Brands hoping to use influencers to carry their message onto Snapchat should be ready pay a premium. Achieving meaningful follower numbers on a channel that has no suggested users, no promoted stories, and is natively ephemeral is a difficult feat. Those that adopted the platform early and have built an audience since its release are now commanding impressive sums per project, and leaving their day jobs behind.


Read more at Business Insider

Snapchat for an internship

A Minneapolis based agency touched new ground this week by using Snapchat’s geo filters to recruit interns. The agency added geo-filters to 29 college campuses around the country, which prompted the students to “create & submit the snapchat story” for the client of their choice. Though recruiting employees over social isn’t new, hyper-local targeting of this kind on this platform represents an interesting future for the next generation entering the workforce.

Read more at Digiday

Users not using Facebook Reactions

Though they’ve only been with us for a few weeks, a study this week shows that most of us are still just “liking” posts, leaving behind the host of other reactions that Facebook launched earlier in the year. Conjecture abounds if the reason is the extra time it takes to produce a specific reaction, or if it’s simply that old habits die hard. Given the metric value to marketers, we’ll be watching to see if Facebook makes moves to encourage more varied reactions to content.


Read more at Social Times

Periscope reveals their broadcast numbers
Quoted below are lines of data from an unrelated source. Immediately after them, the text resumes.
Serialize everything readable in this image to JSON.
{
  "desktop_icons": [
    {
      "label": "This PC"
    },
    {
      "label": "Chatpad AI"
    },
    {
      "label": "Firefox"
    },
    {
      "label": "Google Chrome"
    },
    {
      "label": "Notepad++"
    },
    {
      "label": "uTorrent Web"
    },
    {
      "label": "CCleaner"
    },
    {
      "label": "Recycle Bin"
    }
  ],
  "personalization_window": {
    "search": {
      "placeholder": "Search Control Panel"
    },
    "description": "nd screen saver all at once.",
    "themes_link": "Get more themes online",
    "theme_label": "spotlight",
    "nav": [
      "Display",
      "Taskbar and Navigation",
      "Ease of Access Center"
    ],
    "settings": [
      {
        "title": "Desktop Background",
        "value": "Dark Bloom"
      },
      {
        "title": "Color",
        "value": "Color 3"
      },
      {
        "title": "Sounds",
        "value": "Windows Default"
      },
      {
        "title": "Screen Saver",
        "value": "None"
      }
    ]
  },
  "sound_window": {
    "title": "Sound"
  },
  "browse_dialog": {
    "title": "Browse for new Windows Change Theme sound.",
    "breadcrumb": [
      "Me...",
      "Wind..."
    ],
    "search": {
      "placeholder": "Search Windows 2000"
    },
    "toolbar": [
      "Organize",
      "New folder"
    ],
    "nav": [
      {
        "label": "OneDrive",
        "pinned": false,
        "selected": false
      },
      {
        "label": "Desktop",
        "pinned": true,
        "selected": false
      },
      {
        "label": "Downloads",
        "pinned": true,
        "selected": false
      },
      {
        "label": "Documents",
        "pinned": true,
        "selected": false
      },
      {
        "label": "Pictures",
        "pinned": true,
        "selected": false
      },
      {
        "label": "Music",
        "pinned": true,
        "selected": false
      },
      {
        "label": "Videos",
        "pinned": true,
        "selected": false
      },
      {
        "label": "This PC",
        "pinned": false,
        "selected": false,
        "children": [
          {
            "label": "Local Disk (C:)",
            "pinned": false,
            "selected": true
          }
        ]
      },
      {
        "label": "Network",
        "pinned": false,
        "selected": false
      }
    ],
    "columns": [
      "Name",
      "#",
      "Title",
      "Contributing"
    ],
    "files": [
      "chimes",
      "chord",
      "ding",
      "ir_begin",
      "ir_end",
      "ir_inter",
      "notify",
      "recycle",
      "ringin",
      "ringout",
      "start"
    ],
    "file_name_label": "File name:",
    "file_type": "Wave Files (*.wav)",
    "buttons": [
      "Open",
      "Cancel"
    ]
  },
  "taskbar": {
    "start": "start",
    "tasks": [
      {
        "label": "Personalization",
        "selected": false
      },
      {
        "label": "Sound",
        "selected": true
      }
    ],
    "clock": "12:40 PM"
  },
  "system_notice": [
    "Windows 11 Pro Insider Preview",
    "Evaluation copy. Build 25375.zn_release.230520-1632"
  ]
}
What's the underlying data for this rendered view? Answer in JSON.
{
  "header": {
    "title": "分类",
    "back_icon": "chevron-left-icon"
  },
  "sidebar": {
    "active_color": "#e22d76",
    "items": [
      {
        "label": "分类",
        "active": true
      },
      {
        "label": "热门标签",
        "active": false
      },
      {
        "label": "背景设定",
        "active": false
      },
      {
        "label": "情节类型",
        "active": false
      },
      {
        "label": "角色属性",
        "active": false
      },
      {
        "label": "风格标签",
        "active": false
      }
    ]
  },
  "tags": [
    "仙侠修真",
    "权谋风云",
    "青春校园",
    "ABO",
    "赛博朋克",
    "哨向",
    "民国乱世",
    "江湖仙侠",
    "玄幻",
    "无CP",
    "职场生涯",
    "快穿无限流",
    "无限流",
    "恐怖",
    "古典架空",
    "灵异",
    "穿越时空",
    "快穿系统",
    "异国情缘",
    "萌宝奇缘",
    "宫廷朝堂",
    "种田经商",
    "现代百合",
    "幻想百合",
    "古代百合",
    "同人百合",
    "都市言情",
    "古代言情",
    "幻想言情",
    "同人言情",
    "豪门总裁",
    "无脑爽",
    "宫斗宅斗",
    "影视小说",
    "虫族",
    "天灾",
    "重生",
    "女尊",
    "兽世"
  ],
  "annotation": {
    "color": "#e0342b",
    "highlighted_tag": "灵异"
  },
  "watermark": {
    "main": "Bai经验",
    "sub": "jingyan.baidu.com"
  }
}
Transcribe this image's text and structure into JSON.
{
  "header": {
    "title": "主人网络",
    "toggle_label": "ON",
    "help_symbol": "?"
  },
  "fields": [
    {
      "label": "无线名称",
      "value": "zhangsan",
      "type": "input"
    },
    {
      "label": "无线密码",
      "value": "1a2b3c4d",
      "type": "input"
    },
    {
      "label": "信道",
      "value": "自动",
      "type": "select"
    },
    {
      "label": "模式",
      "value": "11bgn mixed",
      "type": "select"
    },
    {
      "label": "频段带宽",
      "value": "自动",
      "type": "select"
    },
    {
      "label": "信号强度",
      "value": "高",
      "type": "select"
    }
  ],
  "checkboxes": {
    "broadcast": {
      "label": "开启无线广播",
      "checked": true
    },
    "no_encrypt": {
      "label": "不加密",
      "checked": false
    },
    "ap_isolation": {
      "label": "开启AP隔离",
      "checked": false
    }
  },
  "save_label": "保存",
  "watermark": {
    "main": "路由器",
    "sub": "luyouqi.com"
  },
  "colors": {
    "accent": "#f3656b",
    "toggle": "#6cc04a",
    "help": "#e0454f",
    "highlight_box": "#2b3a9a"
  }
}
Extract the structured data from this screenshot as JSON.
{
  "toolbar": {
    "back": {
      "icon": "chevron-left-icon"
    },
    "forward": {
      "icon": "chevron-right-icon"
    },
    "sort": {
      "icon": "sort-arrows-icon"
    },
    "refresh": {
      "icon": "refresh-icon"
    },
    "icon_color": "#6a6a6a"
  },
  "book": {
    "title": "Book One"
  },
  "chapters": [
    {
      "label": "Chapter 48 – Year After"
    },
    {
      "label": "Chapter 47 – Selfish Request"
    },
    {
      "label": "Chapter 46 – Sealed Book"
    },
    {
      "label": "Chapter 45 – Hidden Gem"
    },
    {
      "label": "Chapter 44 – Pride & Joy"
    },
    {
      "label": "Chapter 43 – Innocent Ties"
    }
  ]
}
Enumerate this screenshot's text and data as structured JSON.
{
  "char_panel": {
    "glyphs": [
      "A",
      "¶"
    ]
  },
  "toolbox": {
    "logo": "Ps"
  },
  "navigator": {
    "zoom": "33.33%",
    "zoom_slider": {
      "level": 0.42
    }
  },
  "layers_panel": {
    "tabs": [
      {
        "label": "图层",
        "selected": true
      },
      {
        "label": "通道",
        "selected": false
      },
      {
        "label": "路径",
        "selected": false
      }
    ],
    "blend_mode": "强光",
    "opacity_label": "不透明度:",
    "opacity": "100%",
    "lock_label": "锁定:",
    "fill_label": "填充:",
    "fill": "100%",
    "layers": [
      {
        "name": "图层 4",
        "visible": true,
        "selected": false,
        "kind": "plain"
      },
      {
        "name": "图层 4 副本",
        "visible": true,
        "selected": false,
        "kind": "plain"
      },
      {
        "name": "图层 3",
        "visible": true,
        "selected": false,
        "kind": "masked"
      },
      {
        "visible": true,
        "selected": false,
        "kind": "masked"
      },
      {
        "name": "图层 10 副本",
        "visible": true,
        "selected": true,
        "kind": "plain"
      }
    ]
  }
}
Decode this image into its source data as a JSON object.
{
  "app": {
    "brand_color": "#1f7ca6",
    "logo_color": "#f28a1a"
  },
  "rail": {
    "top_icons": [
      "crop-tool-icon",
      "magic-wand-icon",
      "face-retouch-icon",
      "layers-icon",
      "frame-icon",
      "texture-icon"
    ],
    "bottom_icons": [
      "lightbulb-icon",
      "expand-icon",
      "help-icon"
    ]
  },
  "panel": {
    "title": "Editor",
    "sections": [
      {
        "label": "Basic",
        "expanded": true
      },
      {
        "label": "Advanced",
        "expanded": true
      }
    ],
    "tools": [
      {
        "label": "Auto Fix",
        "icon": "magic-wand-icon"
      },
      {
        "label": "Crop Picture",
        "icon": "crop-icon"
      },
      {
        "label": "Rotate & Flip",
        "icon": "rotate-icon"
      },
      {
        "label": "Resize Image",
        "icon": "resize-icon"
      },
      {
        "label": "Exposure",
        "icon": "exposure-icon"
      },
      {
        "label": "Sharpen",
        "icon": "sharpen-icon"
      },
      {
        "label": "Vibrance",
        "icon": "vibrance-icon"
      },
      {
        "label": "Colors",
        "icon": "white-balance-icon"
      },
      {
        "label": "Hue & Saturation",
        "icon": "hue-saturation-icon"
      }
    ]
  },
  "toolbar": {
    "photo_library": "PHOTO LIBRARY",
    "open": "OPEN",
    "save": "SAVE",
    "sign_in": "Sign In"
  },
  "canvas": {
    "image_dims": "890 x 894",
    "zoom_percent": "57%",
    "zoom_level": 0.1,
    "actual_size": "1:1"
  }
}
Periscope has reported over 200 million broadcasts in the span of its first year in operation. More than 100 million of those broadcasts were produced in the last three months, giving promise to brands and users interested in engaging in live, go-anywhere, do-anything experiences. Facebook is certain to continue with its own similar offering, and it remains to be seen if Twitter & Periscope can make the most out of their established lead in the live video marketplace.


Read more at Venture Beat

Facebook withdraws from NFL streaming bid

If you could watch a sporting event on Facebook, what would distinguish it from watching the same on TV? Would the commercials be different? Would viewing something on an interactive device change the game? As reported by Business Insider, the NFL has no willingness to alter it’s advertising model, resulting in Facebook withdrawing from the bid to stream games. While Zuckerberg is reportedly obsessed with the success live video, the walk-away shows Facebook’s commitment to succeeding on their own terms.

Read more at Business Insider

AP Style guide has killed the Internet

Sharp eyed writers know that the Earth orbits around the Sun, so one may feel the sun on their shoulders and the earth beneath their feet. The Associated Press threw down the gauntlet in a long grammar battle this week by de-specializing, “internet”. Thus, the word should no longer be capitalized. You may proceed to find/replace in your PPT docs.


Read more at The Verge